Find the word "separator" in the listing; pull out each line holding it.

◆ ◆ ◆ ◆

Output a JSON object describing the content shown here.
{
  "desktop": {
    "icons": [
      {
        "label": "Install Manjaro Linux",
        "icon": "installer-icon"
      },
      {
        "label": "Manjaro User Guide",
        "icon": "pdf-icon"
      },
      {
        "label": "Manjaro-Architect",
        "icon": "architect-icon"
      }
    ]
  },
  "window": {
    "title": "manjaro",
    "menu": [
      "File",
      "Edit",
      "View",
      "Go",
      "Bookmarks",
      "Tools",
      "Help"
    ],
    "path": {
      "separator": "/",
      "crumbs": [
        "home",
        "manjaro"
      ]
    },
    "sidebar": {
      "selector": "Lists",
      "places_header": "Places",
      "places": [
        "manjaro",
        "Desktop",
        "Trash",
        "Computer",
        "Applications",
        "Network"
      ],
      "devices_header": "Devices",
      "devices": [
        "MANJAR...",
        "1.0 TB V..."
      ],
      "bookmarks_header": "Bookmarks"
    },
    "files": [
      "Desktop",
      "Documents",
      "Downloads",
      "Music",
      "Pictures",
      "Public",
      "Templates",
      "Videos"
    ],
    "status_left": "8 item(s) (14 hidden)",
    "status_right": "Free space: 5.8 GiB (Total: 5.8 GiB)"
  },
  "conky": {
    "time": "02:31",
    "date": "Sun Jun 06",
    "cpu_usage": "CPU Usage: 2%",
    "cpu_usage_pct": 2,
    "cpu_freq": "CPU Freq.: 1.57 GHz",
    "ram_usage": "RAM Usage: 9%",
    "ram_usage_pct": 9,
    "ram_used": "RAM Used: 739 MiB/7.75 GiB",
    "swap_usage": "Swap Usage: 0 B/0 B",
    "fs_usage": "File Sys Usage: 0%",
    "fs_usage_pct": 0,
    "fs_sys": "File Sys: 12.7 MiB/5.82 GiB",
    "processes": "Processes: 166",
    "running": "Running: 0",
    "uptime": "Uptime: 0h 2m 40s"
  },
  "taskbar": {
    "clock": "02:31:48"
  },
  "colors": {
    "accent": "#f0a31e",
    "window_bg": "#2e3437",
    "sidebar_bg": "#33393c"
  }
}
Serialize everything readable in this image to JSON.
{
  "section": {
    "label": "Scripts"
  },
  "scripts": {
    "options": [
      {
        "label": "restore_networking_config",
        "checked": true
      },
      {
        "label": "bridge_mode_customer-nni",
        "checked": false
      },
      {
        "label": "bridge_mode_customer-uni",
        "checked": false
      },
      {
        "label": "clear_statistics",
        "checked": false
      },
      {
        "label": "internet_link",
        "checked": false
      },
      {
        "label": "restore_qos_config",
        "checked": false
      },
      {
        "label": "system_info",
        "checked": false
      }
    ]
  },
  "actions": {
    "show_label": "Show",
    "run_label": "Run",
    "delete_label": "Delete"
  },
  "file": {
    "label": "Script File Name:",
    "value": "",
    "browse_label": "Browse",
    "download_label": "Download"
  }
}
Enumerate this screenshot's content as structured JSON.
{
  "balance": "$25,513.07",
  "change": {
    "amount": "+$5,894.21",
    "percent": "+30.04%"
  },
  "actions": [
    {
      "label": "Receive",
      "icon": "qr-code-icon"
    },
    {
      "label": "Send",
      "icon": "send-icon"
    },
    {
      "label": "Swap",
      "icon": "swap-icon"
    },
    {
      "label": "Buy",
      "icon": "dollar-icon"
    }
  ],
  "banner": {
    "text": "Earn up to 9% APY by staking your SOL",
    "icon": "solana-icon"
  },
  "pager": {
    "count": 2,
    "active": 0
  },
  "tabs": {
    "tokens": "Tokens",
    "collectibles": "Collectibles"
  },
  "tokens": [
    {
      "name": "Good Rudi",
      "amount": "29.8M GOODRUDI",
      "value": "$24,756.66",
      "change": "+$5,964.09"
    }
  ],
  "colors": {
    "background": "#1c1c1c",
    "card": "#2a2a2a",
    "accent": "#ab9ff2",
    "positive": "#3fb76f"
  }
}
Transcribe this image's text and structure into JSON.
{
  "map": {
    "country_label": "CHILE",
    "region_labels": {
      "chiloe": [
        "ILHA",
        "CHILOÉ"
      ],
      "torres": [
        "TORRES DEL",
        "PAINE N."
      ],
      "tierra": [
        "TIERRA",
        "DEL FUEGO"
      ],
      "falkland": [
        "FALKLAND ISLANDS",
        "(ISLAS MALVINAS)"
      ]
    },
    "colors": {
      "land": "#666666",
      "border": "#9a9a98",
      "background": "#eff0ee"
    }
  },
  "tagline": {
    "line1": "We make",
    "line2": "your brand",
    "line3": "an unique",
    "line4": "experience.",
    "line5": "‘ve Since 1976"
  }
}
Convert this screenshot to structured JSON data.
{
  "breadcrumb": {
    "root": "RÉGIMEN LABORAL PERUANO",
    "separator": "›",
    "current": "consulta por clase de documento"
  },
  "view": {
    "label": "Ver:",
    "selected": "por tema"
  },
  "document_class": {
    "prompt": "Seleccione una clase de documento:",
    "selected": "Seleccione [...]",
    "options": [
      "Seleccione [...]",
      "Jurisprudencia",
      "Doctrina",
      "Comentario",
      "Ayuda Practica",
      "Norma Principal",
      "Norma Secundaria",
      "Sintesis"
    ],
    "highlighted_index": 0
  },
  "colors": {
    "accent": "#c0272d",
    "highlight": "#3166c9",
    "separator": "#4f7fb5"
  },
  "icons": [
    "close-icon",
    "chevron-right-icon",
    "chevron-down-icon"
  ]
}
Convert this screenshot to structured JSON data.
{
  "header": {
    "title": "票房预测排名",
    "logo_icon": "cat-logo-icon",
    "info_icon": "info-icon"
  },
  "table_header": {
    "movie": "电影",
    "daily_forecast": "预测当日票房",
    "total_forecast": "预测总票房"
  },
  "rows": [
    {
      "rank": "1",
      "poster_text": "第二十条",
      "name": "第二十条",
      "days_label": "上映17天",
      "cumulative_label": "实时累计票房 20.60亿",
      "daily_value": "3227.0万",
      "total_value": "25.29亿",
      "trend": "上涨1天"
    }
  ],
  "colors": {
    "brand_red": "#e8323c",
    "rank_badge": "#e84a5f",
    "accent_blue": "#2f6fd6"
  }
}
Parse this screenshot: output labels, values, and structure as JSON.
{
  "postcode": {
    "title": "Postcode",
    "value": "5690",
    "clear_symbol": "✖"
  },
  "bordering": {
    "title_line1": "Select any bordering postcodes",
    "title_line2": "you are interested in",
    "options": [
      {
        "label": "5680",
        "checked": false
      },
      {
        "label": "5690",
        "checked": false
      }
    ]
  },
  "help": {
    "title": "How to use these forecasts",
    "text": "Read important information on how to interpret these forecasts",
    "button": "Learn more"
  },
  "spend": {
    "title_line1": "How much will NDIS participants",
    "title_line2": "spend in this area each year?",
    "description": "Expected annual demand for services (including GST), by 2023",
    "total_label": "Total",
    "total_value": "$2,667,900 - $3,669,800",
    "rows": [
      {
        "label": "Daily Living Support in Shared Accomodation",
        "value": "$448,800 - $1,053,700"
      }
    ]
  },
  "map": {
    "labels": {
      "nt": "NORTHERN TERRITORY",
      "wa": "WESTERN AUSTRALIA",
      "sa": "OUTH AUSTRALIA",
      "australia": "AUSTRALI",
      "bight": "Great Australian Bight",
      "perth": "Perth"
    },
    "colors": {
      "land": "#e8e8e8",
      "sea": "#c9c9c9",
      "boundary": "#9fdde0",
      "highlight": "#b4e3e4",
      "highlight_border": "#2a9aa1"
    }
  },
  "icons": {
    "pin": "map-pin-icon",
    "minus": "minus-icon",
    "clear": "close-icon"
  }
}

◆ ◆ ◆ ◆

Solved exercise.
      "separator": "/",
    "separator": "›",
    "separator": "#4f7fb5"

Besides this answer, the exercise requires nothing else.